Select from the records below every line that has the word "this" in it.

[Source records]
● ● ●
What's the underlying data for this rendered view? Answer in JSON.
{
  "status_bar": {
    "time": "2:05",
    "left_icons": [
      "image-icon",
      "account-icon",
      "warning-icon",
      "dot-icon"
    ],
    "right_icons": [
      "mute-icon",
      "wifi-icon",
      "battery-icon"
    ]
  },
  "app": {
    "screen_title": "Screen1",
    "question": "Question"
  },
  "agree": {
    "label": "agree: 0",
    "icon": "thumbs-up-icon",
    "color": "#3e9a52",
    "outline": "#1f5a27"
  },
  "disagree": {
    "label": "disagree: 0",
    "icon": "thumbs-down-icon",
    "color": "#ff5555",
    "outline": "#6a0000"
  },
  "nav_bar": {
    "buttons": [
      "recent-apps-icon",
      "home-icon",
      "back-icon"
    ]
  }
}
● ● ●
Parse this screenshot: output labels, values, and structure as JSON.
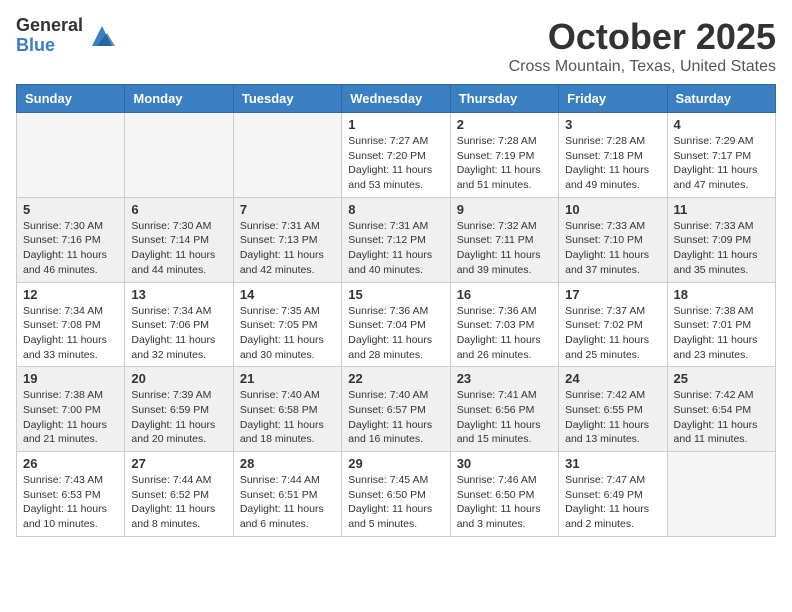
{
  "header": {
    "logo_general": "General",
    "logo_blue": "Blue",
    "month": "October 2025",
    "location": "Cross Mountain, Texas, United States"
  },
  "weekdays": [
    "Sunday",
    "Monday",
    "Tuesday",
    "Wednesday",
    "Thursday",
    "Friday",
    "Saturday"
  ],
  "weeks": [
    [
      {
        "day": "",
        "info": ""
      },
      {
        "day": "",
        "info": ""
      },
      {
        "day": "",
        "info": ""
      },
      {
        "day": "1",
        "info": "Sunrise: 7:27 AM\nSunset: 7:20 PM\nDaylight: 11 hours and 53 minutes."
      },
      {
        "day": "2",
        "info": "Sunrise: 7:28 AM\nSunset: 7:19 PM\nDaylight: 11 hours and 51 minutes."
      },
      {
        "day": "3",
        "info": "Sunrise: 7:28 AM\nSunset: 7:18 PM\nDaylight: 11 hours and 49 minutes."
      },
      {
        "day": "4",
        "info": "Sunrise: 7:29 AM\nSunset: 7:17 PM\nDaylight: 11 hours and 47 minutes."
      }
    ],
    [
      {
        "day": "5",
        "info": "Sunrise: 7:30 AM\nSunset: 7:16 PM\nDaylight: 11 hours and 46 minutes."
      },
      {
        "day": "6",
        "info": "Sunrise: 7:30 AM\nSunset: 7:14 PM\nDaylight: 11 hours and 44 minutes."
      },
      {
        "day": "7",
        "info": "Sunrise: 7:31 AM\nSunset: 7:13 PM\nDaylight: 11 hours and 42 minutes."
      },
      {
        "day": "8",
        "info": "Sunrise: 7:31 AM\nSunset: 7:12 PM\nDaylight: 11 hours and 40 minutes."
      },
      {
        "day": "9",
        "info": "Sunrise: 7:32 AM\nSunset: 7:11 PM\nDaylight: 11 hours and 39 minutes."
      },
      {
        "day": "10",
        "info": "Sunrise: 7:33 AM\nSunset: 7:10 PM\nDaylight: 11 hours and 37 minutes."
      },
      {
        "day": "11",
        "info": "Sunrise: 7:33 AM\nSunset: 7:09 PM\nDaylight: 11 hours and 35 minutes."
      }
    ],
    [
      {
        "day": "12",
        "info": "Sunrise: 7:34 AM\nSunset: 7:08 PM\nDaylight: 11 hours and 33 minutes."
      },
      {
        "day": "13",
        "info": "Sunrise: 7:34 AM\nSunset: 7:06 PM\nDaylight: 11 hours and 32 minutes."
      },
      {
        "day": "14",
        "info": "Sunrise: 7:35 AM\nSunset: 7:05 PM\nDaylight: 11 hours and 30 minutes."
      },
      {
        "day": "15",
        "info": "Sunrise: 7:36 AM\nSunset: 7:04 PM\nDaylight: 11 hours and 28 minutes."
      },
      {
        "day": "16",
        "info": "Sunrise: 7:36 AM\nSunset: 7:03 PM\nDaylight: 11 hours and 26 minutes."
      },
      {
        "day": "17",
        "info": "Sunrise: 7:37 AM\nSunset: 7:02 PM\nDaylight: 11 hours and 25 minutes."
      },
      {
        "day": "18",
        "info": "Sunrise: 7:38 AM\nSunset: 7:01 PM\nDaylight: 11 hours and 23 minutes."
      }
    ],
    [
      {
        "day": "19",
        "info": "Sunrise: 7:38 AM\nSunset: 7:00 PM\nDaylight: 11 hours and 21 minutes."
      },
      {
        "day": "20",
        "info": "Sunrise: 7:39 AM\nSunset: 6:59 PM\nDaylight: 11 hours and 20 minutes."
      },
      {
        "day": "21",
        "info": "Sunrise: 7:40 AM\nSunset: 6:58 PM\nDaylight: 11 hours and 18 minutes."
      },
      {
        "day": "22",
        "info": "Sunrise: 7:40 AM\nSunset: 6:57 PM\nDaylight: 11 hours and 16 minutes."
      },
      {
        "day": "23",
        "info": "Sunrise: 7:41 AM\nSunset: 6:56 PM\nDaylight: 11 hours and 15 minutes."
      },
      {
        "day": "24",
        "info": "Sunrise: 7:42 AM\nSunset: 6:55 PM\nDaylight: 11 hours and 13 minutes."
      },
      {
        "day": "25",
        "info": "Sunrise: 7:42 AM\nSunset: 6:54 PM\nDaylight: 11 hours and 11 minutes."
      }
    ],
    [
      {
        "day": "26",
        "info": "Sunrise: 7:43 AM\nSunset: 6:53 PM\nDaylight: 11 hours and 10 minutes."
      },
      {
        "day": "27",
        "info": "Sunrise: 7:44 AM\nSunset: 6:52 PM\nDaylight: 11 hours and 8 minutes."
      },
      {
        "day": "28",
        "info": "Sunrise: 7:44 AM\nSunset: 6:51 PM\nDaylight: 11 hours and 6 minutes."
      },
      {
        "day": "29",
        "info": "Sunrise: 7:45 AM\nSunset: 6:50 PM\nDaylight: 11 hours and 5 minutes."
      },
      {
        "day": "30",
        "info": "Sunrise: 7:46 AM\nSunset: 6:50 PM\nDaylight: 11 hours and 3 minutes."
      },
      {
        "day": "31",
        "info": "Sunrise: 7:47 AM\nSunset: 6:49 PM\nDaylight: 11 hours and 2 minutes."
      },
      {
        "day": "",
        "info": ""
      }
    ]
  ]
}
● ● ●
TASK RESPONSE –
What's the underlying data for this rendered view? Answer in JSON.
Parse this screenshot: output labels, values, and structure as JSON.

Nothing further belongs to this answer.